WORK REQUEST - Would you write out the data below exactly, with every line intact?

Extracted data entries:
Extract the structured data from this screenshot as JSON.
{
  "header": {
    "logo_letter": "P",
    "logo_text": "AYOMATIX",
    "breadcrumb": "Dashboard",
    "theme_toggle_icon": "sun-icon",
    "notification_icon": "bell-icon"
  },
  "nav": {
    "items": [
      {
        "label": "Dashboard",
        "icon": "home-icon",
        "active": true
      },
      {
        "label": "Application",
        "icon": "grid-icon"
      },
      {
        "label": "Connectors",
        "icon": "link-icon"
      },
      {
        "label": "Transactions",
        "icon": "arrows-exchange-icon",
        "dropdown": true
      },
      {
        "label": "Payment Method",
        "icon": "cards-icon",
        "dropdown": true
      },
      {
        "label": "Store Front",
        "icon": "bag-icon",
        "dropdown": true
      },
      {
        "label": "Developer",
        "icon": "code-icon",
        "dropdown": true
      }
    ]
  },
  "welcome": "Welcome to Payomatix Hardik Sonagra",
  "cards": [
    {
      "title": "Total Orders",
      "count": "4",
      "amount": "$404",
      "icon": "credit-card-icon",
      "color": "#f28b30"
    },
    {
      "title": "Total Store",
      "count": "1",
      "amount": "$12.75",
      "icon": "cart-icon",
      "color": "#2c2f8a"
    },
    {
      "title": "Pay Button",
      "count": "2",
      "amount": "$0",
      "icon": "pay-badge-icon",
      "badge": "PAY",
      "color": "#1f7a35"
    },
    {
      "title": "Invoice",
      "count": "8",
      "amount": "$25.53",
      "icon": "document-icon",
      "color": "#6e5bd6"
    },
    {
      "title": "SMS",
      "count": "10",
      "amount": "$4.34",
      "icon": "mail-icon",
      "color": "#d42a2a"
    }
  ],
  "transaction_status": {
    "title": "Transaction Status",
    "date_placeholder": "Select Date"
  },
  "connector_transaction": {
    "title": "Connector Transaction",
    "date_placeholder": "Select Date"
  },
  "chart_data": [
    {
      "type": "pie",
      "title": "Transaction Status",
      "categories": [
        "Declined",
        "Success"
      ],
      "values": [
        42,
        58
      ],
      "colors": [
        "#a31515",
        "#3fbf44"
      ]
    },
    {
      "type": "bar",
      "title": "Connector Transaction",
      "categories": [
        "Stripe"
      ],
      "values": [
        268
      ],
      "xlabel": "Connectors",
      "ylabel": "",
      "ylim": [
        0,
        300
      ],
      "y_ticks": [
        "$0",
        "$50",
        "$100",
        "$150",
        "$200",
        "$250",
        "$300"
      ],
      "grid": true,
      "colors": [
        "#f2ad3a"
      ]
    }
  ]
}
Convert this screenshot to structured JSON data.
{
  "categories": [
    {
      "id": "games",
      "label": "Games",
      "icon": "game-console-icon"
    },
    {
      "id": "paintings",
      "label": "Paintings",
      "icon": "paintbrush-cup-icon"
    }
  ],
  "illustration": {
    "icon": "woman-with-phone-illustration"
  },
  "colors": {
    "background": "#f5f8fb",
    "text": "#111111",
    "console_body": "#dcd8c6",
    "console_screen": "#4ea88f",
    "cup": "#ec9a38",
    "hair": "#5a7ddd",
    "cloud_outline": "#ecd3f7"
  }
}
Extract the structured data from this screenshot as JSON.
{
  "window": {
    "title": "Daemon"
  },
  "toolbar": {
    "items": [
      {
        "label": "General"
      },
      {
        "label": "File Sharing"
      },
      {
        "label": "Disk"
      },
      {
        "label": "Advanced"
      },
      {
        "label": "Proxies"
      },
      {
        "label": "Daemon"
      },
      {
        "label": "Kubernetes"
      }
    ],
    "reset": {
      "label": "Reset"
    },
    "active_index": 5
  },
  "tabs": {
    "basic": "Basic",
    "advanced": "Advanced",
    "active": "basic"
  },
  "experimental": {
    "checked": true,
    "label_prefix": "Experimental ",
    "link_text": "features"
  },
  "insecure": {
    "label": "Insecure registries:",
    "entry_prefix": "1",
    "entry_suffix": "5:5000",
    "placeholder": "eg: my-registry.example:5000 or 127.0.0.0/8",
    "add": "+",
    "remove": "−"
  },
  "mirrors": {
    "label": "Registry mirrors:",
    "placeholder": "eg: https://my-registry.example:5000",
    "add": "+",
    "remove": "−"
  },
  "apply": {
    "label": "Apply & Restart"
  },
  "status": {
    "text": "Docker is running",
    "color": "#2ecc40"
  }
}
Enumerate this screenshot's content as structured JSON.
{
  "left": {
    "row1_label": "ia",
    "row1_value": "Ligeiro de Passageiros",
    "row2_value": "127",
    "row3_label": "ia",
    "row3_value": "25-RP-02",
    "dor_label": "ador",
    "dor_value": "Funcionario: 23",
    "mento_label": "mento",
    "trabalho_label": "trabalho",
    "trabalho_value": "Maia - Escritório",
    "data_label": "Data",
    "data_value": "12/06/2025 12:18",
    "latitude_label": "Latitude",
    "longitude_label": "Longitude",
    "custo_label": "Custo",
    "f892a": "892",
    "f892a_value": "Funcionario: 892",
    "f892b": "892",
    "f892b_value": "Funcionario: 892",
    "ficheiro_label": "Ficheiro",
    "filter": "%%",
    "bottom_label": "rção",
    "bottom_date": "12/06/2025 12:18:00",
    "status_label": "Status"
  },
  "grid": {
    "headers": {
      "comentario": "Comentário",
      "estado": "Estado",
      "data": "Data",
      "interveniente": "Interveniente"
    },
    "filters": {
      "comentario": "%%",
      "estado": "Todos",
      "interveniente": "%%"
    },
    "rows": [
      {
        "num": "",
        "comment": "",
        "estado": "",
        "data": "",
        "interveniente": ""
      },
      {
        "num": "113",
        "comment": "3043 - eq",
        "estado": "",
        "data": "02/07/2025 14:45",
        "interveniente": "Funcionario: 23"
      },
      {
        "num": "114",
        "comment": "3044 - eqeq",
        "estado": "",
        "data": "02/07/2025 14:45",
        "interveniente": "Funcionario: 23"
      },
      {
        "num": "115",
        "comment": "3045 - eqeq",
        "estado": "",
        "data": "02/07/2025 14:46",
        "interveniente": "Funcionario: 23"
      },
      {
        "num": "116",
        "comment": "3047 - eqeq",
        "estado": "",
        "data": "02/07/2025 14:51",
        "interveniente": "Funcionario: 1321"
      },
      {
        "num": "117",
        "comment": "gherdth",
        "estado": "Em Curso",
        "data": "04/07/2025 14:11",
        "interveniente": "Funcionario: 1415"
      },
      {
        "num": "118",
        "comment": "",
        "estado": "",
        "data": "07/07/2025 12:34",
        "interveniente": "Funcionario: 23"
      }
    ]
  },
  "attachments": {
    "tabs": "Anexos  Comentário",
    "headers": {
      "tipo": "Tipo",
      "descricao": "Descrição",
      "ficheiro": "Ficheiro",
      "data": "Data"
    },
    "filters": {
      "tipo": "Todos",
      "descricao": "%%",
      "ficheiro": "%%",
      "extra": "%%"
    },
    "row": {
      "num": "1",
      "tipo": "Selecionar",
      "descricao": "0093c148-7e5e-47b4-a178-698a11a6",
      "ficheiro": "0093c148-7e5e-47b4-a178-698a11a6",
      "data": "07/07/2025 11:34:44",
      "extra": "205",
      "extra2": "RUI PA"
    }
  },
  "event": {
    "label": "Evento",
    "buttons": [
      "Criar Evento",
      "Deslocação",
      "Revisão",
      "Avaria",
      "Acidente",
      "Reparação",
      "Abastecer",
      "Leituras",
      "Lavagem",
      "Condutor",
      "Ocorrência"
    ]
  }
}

SOLUTION TO THIS TASK -
Extract the structured data from this screenshot as JSON.
{
  "header": {
    "logo_letter": "P",
    "logo_text": "AYOMATIX",
    "breadcrumb": "Dashboard",
    "theme_toggle_icon": "sun-icon",
    "notification_icon": "bell-icon"
  },
  "nav": {
    "items": [
      {
        "label": "Dashboard",
        "icon": "home-icon",
        "active": true
      },
      {
        "label": "Application",
        "icon": "grid-icon"
      },
      {
        "label": "Connectors",
        "icon": "link-icon"
      },
      {
        "label": "Transactions",
        "icon": "arrows-exchange-icon",
        "dropdown": true
      },
      {
        "label": "Payment Method",
        "icon": "cards-icon",
        "dropdown": true
      },
      {
        "label": "Store Front",
        "icon": "bag-icon",
        "dropdown": true
      },
      {
        "label": "Developer",
        "icon": "code-icon",
        "dropdown": true
      }
    ]
  },
  "welcome": "Welcome to Payomatix Hardik Sonagra",
  "cards": [
    {
      "title": "Total Orders",
      "count": "4",
      "amount": "$404",
      "icon": "credit-card-icon",
      "color": "#f28b30"
    },
    {
      "title": "Total Store",
      "count": "1",
      "amount": "$12.75",
      "icon": "cart-icon",
      "color": "#2c2f8a"
    },
    {
      "title": "Pay Button",
      "count": "2",
      "amount": "$0",
      "icon": "pay-badge-icon",
      "badge": "PAY",
      "color": "#1f7a35"
    },
    {
      "title": "Invoice",
      "count": "8",
      "amount": "$25.53",
      "icon": "document-icon",
      "color": "#6e5bd6"
    },
    {
      "title": "SMS",
      "count": "10",
      "amount": "$4.34",
      "icon": "mail-icon",
      "color": "#d42a2a"
    }
  ],
  "transaction_status": {
    "title": "Transaction Status",
    "date_placeholder": "Select Date"
  },
  "connector_transaction": {
    "title": "Connector Transaction",
    "date_placeholder": "Select Date"
  },
  "chart_data": [
    {
      "type": "pie",
      "title": "Transaction Status",
      "categories": [
        "Declined",
        "Success"
      ],
      "values": [
        42,
        58
      ],
      "colors": [
        "#a31515",
        "#3fbf44"
      ]
    },
    {
      "type": "bar",
      "title": "Connector Transaction",
      "categories": [
        "Stripe"
      ],
      "values": [
        268
      ],
      "xlabel": "Connectors",
      "ylabel": "",
      "ylim": [
        0,
        300
      ],
      "y_ticks": [
        "$0",
        "$50",
        "$100",
        "$150",
        "$200",
        "$250",
        "$300"
      ],
      "grid": true,
      "colors": [
        "#f2ad3a"
      ]
    }
  ]
}
Convert this screenshot to structured JSON data.
{
  "categories": [
    {
      "id": "games",
      "label": "Games",
      "icon": "game-console-icon"
    },
    {
      "id": "paintings",
      "label": "Paintings",
      "icon": "paintbrush-cup-icon"
    }
  ],
  "illustration": {
    "icon": "woman-with-phone-illustration"
  },
  "colors": {
    "background": "#f5f8fb",
    "text": "#111111",
    "console_body": "#dcd8c6",
    "console_screen": "#4ea88f",
    "cup": "#ec9a38",
    "hair": "#5a7ddd",
    "cloud_outline": "#ecd3f7"
  }
}
Extract the structured data from this screenshot as JSON.
{
  "window": {
    "title": "Daemon"
  },
  "toolbar": {
    "items": [
      {
        "label": "General"
      },
      {
        "label": "File Sharing"
      },
      {
        "label": "Disk"
      },
      {
        "label": "Advanced"
      },
      {
        "label": "Proxies"
      },
      {
        "label": "Daemon"
      },
      {
        "label": "Kubernetes"
      }
    ],
    "reset": {
      "label": "Reset"
    },
    "active_index": 5
  },
  "tabs": {
    "basic": "Basic",
    "advanced": "Advanced",
    "active": "basic"
  },
  "experimental": {
    "checked": true,
    "label_prefix": "Experimental ",
    "link_text": "features"
  },
  "insecure": {
    "label": "Insecure registries:",
    "entry_prefix": "1",
    "entry_suffix": "5:5000",
    "placeholder": "eg: my-registry.example:5000 or 127.0.0.0/8",
    "add": "+",
    "remove": "−"
  },
  "mirrors": {
    "label": "Registry mirrors:",
    "placeholder": "eg: https://my-registry.example:5000",
    "add": "+",
    "remove": "−"
  },
  "apply": {
    "label": "Apply & Restart"
  },
  "status": {
    "text": "Docker is running",
    "color": "#2ecc40"
  }
}
Enumerate this screenshot's content as structured JSON.
{
  "left": {
    "row1_label": "ia",
    "row1_value": "Ligeiro de Passageiros",
    "row2_value": "127",
    "row3_label": "ia",
    "row3_value": "25-RP-02",
    "dor_label": "ador",
    "dor_value": "Funcionario: 23",
    "mento_label": "mento",
    "trabalho_label": "trabalho",
    "trabalho_value": "Maia - Escritório",
    "data_label": "Data",
    "data_value": "12/06/2025 12:18",
    "latitude_label": "Latitude",
    "longitude_label": "Longitude",
    "custo_label": "Custo",
    "f892a": "892",
    "f892a_value": "Funcionario: 892",
    "f892b": "892",
    "f892b_value": "Funcionario: 892",
    "ficheiro_label": "Ficheiro",
    "filter": "%%",
    "bottom_label": "rção",
    "bottom_date": "12/06/2025 12:18:00",
    "status_label": "Status"
  },
  "grid": {
    "headers": {
      "comentario": "Comentário",
      "estado": "Estado",
      "data": "Data",
      "interveniente": "Interveniente"
    },
    "filters": {
      "comentario": "%%",
      "estado": "Todos",
      "interveniente": "%%"
    },
    "rows": [
      {
        "num": "",
        "comment": "",
        "estado": "",
        "data": "",
        "interveniente": ""
      },
      {
        "num": "113",
        "comment": "3043 - eq",
        "estado": "",
        "data": "02/07/2025 14:45",
        "interveniente": "Funcionario: 23"
      },
      {
        "num": "114",
        "comment": "3044 - eqeq",
        "estado": "",
        "data": "02/07/2025 14:45",
        "interveniente": "Funcionario: 23"
      },
      {
        "num": "115",
        "comment": "3045 - eqeq",
        "estado": "",
        "data": "02/07/2025 14:46",
        "interveniente": "Funcionario: 23"
      },
      {
        "num": "116",
        "comment": "3047 - eqeq",
        "estado": "",
        "data": "02/07/2025 14:51",
        "interveniente": "Funcionario: 1321"
      },
      {
        "num": "117",
        "comment": "gherdth",
        "estado": "Em Curso",
        "data": "04/07/2025 14:11",
        "interveniente": "Funcionario: 1415"
      },
      {
        "num": "118",
        "comment": "",
        "estado": "",
        "data": "07/07/2025 12:34",
        "interveniente": "Funcionario: 23"
      }
    ]
  },
  "attachments": {
    "tabs": "Anexos  Comentário",
    "headers": {
      "tipo": "Tipo",
      "descricao": "Descrição",
      "ficheiro": "Ficheiro",
      "data": "Data"
    },
    "filters": {
      "tipo": "Todos",
      "descricao": "%%",
      "ficheiro": "%%",
      "extra": "%%"
    },
    "row": {
      "num": "1",
      "tipo": "Selecionar",
      "descricao": "0093c148-7e5e-47b4-a178-698a11a6",
      "ficheiro": "0093c148-7e5e-47b4-a178-698a11a6",
      "data": "07/07/2025 11:34:44",
      "extra": "205",
      "extra2": "RUI PA"
    }
  },
  "event": {
    "label": "Evento",
    "buttons": [
      "Criar Evento",
      "Deslocação",
      "Revisão",
      "Avaria",
      "Acidente",
      "Reparação",
      "Abastecer",
      "Leituras",
      "Lavagem",
      "Condutor",
      "Ocorrência"
    ]
  }
}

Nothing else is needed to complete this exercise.